Although the city was able to balance its budget without cutting staff, it has not been immune to the effects of a pandemic-era economy. Because the state has allowed businesses to delay payments of local taxes such as the rooms and meals tax and hotel tax until April 2021, officials are working with limited information around local revenues, Sterritt said.
And with the state facing another surge in cases that has prompted Gov. Baker to roll back some reopening guidelines, he said revenue from businesses like hotels and restaurants will likely continue to be affected. The city’s fiscal 2021 budget anticipates that excise collections will fall by roughly $38 million, or nearly 19 percent, according to the Research Bureau.
“It’s definitely an area of concern, an area that we’re a little less informed on than we normally would because the state has delayed those excise taxes,” Sterritt said. “But we’re certainly monitoring that as a potential area of risk.”

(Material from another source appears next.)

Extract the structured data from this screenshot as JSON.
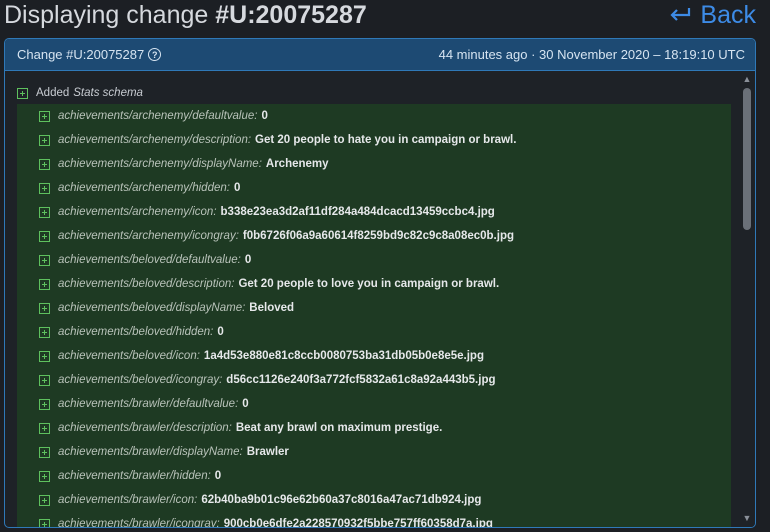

However, more than 70 percent of the city budget comes directly from property taxes, a revenue source that has inspired a bit more optimism among officials during this period. Kocher explained that because there is a lag between assessment and payment of property tax bills, any decline in that area would not emerge immediately. But it typically takes an extended economic downturn to significantly impact property tax revenue, she said.
The remainder of the city’s revenue comes from state aid, which is expected to remain level this year at $464.2 million, and local receipts such as interest on investments, fines and fees, licenses and permits and departmental revenue, which are projected to decline by about 1.2 percent. Total revenue is estimated at $3.6 billion for fiscal year 2021.
Going forward, Kocher said, Boston is still facing unforeseen expenses due to the pandemic, and it will be important for the city to make the most of its federal CARES Act funding and FEMA reimbursements to help reduce the economic impact of the crisis on residents. The amount of funding the city is receiving from external sources such as grants has increased by roughly 20 percent from fiscal year 2020 to fiscal year 2021, according to the Research Bureau.
Sterritt said the city’s first concern will be keeping services intact. “We’ve sort of made a priority of basic city services,” he said, “and that’s why we’ve sort of focused our planning efforts over the last seven years to put us in a position to be successful when times are not as good.”
Meg McIntyre wrote this article for the State House News Service.